┌─ Data supplied

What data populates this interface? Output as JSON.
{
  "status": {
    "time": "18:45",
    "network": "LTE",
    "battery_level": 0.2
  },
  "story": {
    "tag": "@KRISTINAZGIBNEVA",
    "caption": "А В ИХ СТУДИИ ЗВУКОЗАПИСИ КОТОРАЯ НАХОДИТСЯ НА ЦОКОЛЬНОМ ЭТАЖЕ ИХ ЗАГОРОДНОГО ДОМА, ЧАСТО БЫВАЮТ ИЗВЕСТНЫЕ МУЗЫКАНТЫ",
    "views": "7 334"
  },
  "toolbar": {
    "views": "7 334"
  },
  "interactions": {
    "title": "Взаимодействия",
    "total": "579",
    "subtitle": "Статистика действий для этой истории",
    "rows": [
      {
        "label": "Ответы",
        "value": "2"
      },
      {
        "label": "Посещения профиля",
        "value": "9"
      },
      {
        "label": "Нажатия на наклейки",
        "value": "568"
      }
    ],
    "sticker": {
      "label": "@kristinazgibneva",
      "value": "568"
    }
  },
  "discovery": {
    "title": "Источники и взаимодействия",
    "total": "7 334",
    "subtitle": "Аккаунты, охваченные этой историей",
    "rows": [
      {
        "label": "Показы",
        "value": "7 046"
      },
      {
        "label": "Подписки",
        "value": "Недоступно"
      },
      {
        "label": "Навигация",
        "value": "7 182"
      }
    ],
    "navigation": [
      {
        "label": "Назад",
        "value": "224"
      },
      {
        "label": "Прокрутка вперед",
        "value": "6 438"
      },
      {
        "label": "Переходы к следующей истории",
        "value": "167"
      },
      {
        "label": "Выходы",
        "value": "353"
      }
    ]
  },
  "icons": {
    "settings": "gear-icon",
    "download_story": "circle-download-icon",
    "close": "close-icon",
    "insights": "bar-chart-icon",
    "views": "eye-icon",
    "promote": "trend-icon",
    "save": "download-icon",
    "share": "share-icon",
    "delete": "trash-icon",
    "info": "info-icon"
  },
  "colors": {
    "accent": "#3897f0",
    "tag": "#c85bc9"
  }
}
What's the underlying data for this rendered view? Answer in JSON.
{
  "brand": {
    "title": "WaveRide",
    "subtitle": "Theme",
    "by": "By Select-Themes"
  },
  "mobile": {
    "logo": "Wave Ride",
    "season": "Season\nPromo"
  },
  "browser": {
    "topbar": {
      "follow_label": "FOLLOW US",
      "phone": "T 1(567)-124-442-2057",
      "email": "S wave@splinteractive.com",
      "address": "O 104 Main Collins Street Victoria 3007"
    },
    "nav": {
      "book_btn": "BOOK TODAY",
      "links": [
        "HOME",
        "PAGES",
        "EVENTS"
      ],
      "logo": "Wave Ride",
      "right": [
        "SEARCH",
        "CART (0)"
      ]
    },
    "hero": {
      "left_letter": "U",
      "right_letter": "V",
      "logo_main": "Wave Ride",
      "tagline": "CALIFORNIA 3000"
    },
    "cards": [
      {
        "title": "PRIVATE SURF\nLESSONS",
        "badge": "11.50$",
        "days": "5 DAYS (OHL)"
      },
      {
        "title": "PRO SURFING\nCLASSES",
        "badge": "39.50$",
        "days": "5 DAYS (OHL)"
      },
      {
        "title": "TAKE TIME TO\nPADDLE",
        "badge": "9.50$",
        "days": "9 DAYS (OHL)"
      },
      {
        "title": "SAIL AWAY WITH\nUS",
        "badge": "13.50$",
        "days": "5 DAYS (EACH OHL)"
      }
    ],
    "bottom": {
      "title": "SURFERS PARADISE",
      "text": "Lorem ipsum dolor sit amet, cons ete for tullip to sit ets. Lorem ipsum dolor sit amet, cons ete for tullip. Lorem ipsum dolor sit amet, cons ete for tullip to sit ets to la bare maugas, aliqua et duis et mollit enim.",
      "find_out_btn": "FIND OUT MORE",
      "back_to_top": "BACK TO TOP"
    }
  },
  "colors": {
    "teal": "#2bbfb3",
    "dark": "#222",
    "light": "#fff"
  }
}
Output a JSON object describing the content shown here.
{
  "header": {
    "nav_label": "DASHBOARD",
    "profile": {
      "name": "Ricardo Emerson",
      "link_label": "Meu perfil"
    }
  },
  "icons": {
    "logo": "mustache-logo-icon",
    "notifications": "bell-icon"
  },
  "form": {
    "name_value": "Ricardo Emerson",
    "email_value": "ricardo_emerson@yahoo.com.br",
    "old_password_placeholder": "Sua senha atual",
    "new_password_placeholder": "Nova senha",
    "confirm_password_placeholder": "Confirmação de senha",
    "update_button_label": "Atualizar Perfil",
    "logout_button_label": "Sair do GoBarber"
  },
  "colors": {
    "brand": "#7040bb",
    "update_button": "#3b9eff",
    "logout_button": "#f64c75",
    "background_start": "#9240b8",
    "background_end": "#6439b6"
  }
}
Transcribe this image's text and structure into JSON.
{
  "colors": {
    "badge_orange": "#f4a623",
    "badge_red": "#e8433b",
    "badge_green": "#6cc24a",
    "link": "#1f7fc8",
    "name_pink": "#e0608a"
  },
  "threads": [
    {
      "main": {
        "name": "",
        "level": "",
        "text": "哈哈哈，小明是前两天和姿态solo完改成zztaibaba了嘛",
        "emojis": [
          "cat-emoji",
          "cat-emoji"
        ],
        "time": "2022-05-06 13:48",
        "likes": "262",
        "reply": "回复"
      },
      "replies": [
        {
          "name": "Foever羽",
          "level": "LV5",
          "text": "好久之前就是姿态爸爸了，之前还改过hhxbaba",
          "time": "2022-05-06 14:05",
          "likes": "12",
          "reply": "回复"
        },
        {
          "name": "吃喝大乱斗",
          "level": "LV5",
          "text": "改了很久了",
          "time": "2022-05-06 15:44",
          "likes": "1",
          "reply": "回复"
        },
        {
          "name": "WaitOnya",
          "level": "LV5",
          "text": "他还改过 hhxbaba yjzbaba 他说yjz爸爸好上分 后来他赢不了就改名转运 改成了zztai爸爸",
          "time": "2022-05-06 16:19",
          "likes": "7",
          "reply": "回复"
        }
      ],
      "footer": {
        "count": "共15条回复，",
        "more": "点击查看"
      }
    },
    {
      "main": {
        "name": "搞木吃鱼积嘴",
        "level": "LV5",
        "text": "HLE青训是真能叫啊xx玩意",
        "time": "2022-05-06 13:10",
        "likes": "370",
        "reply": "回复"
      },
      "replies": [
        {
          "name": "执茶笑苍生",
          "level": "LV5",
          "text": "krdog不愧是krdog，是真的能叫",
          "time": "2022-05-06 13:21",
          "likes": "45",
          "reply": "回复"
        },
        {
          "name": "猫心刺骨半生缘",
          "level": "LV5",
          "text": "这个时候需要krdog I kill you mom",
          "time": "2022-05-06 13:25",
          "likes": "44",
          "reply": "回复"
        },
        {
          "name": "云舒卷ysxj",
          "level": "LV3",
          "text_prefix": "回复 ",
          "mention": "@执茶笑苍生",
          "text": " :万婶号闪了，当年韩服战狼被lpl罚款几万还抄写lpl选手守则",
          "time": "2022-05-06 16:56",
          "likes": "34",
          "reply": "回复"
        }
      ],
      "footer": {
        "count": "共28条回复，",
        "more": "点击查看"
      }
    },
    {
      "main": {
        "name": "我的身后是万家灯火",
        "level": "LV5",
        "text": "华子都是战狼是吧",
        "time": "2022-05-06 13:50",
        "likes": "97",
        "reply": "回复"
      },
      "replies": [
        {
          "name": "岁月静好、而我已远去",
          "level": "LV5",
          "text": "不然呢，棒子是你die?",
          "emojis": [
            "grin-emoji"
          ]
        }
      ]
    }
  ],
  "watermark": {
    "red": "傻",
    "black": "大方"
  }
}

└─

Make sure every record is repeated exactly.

- **Response below**:
What data populates this interface? Output as JSON.
{
  "status": {
    "time": "18:45",
    "network": "LTE",
    "battery_level": 0.2
  },
  "story": {
    "tag": "@KRISTINAZGIBNEVA",
    "caption": "А В ИХ СТУДИИ ЗВУКОЗАПИСИ КОТОРАЯ НАХОДИТСЯ НА ЦОКОЛЬНОМ ЭТАЖЕ ИХ ЗАГОРОДНОГО ДОМА, ЧАСТО БЫВАЮТ ИЗВЕСТНЫЕ МУЗЫКАНТЫ",
    "views": "7 334"
  },
  "toolbar": {
    "views": "7 334"
  },
  "interactions": {
    "title": "Взаимодействия",
    "total": "579",
    "subtitle": "Статистика действий для этой истории",
    "rows": [
      {
        "label": "Ответы",
        "value": "2"
      },
      {
        "label": "Посещения профиля",
        "value": "9"
      },
      {
        "label": "Нажатия на наклейки",
        "value": "568"
      }
    ],
    "sticker": {
      "label": "@kristinazgibneva",
      "value": "568"
    }
  },
  "discovery": {
    "title": "Источники и взаимодействия",
    "total": "7 334",
    "subtitle": "Аккаунты, охваченные этой историей",
    "rows": [
      {
        "label": "Показы",
        "value": "7 046"
      },
      {
        "label": "Подписки",
        "value": "Недоступно"
      },
      {
        "label": "Навигация",
        "value": "7 182"
      }
    ],
    "navigation": [
      {
        "label": "Назад",
        "value": "224"
      },
      {
        "label": "Прокрутка вперед",
        "value": "6 438"
      },
      {
        "label": "Переходы к следующей истории",
        "value": "167"
      },
      {
        "label": "Выходы",
        "value": "353"
      }
    ]
  },
  "icons": {
    "settings": "gear-icon",
    "download_story": "circle-download-icon",
    "close": "close-icon",
    "insights": "bar-chart-icon",
    "views": "eye-icon",
    "promote": "trend-icon",
    "save": "download-icon",
    "share": "share-icon",
    "delete": "trash-icon",
    "info": "info-icon"
  },
  "colors": {
    "accent": "#3897f0",
    "tag": "#c85bc9"
  }
}
What's the underlying data for this rendered view? Answer in JSON.
{
  "brand": {
    "title": "WaveRide",
    "subtitle": "Theme",
    "by": "By Select-Themes"
  },
  "mobile": {
    "logo": "Wave Ride",
    "season": "Season\nPromo"
  },
  "browser": {
    "topbar": {
      "follow_label": "FOLLOW US",
      "phone": "T 1(567)-124-442-2057",
      "email": "S wave@splinteractive.com",
      "address": "O 104 Main Collins Street Victoria 3007"
    },
    "nav": {
      "book_btn": "BOOK TODAY",
      "links": [
        "HOME",
        "PAGES",
        "EVENTS"
      ],
      "logo": "Wave Ride",
      "right": [
        "SEARCH",
        "CART (0)"
      ]
    },
    "hero": {
      "left_letter": "U",
      "right_letter": "V",
      "logo_main": "Wave Ride",
      "tagline": "CALIFORNIA 3000"
    },
    "cards": [
      {
        "title": "PRIVATE SURF\nLESSONS",
        "badge": "11.50$",
        "days": "5 DAYS (OHL)"
      },
      {
        "title": "PRO SURFING\nCLASSES",
        "badge": "39.50$",
        "days": "5 DAYS (OHL)"
      },
      {
        "title": "TAKE TIME TO\nPADDLE",
        "badge": "9.50$",
        "days": "9 DAYS (OHL)"
      },
      {
        "title": "SAIL AWAY WITH\nUS",
        "badge": "13.50$",
        "days": "5 DAYS (EACH OHL)"
      }
    ],
    "bottom": {
      "title": "SURFERS PARADISE",
      "text": "Lorem ipsum dolor sit amet, cons ete for tullip to sit ets. Lorem ipsum dolor sit amet, cons ete for tullip. Lorem ipsum dolor sit amet, cons ete for tullip to sit ets to la bare maugas, aliqua et duis et mollit enim.",
      "find_out_btn": "FIND OUT MORE",
      "back_to_top": "BACK TO TOP"
    }
  },
  "colors": {
    "teal": "#2bbfb3",
    "dark": "#222",
    "light": "#fff"
  }
}
Output a JSON object describing the content shown here.
{
  "header": {
    "nav_label": "DASHBOARD",
    "profile": {
      "name": "Ricardo Emerson",
      "link_label": "Meu perfil"
    }
  },
  "icons": {
    "logo": "mustache-logo-icon",
    "notifications": "bell-icon"
  },
  "form": {
    "name_value": "Ricardo Emerson",
    "email_value": "ricardo_emerson@yahoo.com.br",
    "old_password_placeholder": "Sua senha atual",
    "new_password_placeholder": "Nova senha",
    "confirm_password_placeholder": "Confirmação de senha",
    "update_button_label": "Atualizar Perfil",
    "logout_button_label": "Sair do GoBarber"
  },
  "colors": {
    "brand": "#7040bb",
    "update_button": "#3b9eff",
    "logout_button": "#f64c75",
    "background_start": "#9240b8",
    "background_end": "#6439b6"
  }
}
Transcribe this image's text and structure into JSON.
{
  "colors": {
    "badge_orange": "#f4a623",
    "badge_red": "#e8433b",
    "badge_green": "#6cc24a",
    "link": "#1f7fc8",
    "name_pink": "#e0608a"
  },
  "threads": [
    {
      "main": {
        "name": "",
        "level": "",
        "text": "哈哈哈，小明是前两天和姿态solo完改成zztaibaba了嘛",
        "emojis": [
          "cat-emoji",
          "cat-emoji"
        ],
        "time": "2022-05-06 13:48",
        "likes": "262",
        "reply": "回复"
      },
      "replies": [
        {
          "name": "Foever羽",
          "level": "LV5",
          "text": "好久之前就是姿态爸爸了，之前还改过hhxbaba",
          "time": "2022-05-06 14:05",
          "likes": "12",
          "reply": "回复"
        },
        {
          "name": "吃喝大乱斗",
          "level": "LV5",
          "text": "改了很久了",
          "time": "2022-05-06 15:44",
          "likes": "1",
          "reply": "回复"
        },
        {
          "name": "WaitOnya",
          "level": "LV5",
          "text": "他还改过 hhxbaba yjzbaba 他说yjz爸爸好上分 后来他赢不了就改名转运 改成了zztai爸爸",
          "time": "2022-05-06 16:19",
          "likes": "7",
          "reply": "回复"
        }
      ],
      "footer": {
        "count": "共15条回复，",
        "more": "点击查看"
      }
    },
    {
      "main": {
        "name": "搞木吃鱼积嘴",
        "level": "LV5",
        "text": "HLE青训是真能叫啊xx玩意",
        "time": "2022-05-06 13:10",
        "likes": "370",
        "reply": "回复"
      },
      "replies": [
        {
          "name": "执茶笑苍生",
          "level": "LV5",
          "text": "krdog不愧是krdog，是真的能叫",
          "time": "2022-05-06 13:21",
          "likes": "45",
          "reply": "回复"
        },
        {
          "name": "猫心刺骨半生缘",
          "level": "LV5",
          "text": "这个时候需要krdog I kill you mom",
          "time": "2022-05-06 13:25",
          "likes": "44",
          "reply": "回复"
        },
        {
          "name": "云舒卷ysxj",
          "level": "LV3",
          "text_prefix": "回复 ",
          "mention": "@执茶笑苍生",
          "text": " :万婶号闪了，当年韩服战狼被lpl罚款几万还抄写lpl选手守则",
          "time": "2022-05-06 16:56",
          "likes": "34",
          "reply": "回复"
        }
      ],
      "footer": {
        "count": "共28条回复，",
        "more": "点击查看"
      }
    },
    {
      "main": {
        "name": "我的身后是万家灯火",
        "level": "LV5",
        "text": "华子都是战狼是吧",
        "time": "2022-05-06 13:50",
        "likes": "97",
        "reply": "回复"
      },
      "replies": [
        {
          "name": "岁月静好、而我已远去",
          "level": "LV5",
          "text": "不然呢，棒子是你die?",
          "emojis": [
            "grin-emoji"
          ]
        }
      ]
    }
  ],
  "watermark": {
    "red": "傻",
    "black": "大方"
  }
}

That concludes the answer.